I hope you enjoyed it- we all need a distraction right now! I LOVED hearing from you this week! Here are some things I heard:
It has been a fun reminder for me, too.
Perception research is “basic” research in cognitive psychology, meaning it isolates a single piece of the human experience and tries to figure it out without all the chaos that comes along with looking at a human in context. That kind of “messy” research is called “Applied Cognitive Psychology.”
I am, officially, an applied cognitive psychologist.
Now, if you’ve watched ANY Big Bang Theory you know that there are divisions between basic researchers (ie, Sheldon, the “Theoretical Physicist”) and the applied researchers (aka, Leonard, the “Applied Physicist”). So why would a die-hard applied researcher (me) devote an entire week on her blog to a “basic” topic?
Because understanding what’s fundamentally possible opens up our vision of what’s possible in real, complex life.

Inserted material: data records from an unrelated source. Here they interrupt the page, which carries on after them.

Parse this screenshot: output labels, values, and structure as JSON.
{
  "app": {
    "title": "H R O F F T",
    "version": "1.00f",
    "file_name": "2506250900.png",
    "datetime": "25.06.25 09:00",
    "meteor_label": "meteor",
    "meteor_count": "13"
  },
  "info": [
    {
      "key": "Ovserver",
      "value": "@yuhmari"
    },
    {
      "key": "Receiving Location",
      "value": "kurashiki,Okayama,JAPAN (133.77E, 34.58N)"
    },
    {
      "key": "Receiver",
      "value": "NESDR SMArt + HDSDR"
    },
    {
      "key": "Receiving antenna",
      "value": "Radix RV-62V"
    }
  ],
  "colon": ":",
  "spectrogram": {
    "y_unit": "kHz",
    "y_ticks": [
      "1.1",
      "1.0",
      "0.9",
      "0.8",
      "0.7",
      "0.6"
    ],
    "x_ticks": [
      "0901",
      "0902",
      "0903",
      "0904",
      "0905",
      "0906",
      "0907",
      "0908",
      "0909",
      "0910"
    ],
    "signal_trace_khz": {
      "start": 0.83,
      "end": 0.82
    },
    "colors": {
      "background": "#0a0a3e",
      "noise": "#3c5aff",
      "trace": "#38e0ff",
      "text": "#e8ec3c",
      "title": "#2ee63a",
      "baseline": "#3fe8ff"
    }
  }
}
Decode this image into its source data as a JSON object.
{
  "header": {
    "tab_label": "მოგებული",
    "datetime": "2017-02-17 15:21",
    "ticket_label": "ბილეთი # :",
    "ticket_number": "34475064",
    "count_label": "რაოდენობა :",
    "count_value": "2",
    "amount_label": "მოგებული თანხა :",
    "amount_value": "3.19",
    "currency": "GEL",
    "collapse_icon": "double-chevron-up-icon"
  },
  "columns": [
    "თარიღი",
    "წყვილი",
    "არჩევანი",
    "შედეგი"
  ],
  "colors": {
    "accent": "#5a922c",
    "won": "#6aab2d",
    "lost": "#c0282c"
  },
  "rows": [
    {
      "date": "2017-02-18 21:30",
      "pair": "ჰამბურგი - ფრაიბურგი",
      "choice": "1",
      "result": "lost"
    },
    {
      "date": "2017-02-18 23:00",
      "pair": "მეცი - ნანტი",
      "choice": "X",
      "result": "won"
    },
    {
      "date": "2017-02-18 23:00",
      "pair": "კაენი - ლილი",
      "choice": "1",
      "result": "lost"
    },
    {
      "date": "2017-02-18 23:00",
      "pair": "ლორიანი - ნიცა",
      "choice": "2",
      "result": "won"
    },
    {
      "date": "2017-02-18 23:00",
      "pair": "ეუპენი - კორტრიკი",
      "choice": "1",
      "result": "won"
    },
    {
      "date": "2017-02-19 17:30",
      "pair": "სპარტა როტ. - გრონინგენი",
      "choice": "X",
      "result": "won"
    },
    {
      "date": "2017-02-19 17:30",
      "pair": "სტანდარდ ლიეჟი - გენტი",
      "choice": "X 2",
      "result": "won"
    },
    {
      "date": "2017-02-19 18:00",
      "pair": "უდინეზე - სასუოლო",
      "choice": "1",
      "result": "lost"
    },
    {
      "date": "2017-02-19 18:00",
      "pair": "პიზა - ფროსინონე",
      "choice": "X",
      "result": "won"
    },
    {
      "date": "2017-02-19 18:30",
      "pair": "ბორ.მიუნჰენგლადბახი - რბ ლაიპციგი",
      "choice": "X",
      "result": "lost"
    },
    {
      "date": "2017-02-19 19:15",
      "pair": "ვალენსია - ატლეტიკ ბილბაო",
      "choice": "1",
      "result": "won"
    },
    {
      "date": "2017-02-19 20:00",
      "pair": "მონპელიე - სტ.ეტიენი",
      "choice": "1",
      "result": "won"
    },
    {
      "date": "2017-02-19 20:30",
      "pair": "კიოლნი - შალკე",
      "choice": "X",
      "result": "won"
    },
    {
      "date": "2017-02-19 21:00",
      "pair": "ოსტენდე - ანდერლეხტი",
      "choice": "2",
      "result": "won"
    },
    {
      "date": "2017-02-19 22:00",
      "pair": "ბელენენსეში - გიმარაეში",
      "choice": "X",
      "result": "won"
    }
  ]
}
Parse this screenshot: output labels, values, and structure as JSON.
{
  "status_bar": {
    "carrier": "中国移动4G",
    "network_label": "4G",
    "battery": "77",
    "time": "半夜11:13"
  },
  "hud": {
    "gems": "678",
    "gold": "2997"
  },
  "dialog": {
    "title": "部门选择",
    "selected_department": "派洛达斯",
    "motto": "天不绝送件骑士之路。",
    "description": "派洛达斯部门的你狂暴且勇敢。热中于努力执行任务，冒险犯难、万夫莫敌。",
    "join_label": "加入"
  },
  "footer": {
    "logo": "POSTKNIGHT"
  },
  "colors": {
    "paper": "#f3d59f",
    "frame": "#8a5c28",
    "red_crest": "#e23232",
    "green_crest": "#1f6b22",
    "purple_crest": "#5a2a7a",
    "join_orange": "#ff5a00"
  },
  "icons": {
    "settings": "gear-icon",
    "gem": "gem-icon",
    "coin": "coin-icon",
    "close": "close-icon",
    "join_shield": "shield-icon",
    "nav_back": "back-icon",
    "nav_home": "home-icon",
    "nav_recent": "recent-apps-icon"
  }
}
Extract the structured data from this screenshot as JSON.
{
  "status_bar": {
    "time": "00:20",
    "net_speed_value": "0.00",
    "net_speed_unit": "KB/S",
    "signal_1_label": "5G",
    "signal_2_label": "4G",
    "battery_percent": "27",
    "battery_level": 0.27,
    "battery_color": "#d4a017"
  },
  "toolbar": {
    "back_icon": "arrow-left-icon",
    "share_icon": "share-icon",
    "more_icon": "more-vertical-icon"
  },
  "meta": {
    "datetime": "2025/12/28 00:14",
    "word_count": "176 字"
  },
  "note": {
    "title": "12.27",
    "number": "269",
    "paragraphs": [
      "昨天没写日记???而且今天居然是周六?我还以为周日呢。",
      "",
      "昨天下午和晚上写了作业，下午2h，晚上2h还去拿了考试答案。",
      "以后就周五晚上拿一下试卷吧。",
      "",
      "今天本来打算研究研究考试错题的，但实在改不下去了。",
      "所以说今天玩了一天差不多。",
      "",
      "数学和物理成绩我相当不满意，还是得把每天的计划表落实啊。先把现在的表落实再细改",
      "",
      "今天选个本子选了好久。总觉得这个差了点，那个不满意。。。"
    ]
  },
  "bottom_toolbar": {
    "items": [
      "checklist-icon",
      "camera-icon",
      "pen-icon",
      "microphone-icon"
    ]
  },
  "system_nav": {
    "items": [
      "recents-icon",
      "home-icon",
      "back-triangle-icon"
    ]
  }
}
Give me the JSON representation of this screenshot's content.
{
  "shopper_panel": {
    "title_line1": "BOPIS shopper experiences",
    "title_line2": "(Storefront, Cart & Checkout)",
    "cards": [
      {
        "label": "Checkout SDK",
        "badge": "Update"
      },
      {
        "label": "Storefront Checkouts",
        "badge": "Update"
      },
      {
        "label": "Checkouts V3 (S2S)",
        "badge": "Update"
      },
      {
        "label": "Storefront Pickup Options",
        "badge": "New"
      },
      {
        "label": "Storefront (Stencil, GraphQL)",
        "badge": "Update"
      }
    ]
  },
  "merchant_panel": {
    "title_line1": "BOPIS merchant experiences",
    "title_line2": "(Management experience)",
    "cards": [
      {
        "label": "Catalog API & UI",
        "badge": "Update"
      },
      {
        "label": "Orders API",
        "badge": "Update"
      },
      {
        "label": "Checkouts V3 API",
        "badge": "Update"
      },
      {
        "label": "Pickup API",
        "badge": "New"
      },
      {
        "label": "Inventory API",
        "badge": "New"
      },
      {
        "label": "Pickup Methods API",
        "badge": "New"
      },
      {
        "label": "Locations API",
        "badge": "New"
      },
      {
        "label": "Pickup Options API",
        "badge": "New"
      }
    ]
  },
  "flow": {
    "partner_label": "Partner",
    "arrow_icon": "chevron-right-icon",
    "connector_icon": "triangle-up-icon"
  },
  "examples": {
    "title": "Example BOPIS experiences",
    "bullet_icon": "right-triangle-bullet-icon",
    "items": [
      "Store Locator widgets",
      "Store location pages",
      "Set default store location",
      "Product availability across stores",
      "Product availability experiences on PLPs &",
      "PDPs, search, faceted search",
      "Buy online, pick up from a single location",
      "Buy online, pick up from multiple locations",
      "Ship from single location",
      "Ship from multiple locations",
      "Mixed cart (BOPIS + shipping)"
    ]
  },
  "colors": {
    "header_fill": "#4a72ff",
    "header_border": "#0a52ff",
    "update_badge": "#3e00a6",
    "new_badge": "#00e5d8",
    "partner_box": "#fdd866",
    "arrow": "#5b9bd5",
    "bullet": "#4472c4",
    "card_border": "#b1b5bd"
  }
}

When things are true at the basic level, they hold true when you push up into the chaos of our massively constructed lives… we just have to look for it.
The chaotic, applied level of perception is “perspective:” The points of view, stances, and mindsets that we use to view and understand our world.
When you combine perspectives in the real world you get stories.
And stories are the most human thing of all (after fear).
Here are two perspectives shifting stories to occupy you this weekend.
Sliding Doors, though not a movie I’ve seen too many times, is a movie I think about a lot.
The premise of this movie is that a single moment can change everything. The woman in this movie misses a train… and doesn’t miss a train… and then the movie moves forward in parallel: What happens when she misses the train? What happens when she makes it?
Wildly different realities unfold.
This movie got a lot of press because it captured so many people’s imagination and perspectives. “What’s your sliding doors moment?” we asked, captivated by the idea that things could be different if we just missed our trains.
But I always felt like that missed the most important point.
What I like about Sliding Doors is that it helps us to see that both realities are possible the whole dang time. Isn’t it about perspectives? It was just that in one reality, she wasn’t choosing to see it.
Unfair Science Fair
Phineas and Ferb is a children’s show that my family loves with the fire of a thousand suns. You might also like it if you enjoy smart children’s shows with easter eggs for the parents. It’s full of earnest, artistic, musical scientists just trying to enjoy their summer vacation.
Plus, there’s a whole song about having squirrels in your pants! <- If this does not sound like a good thing, it might be best to stick to Sliding Doors.
Unfair Science Fair is a two-part episode- the last of the first season. In it, you get the same story from two perspectives.
(You can watch on youtube, but if you happen to have a Disney Plus account, you have every episode nicely prepared with no commercials.)
Unlike Sliding Doors which pushes our thinking about our own reality, Unfair Science Fair reminds us that people who don’t see what you see, don’t know what you know.
They couldn’t. And there is no other way.
In my opinion, the world needs a strong dose of that truth.
We need forgiveness.
We need understanding.
We need solidarity.
And we just might need Phineas and Ferb.
Amanda Crowell, PhD is a cognitive psychologist obsessed with how people make change. She is best known for translating cutting edge research into practical strategies that can be used right away.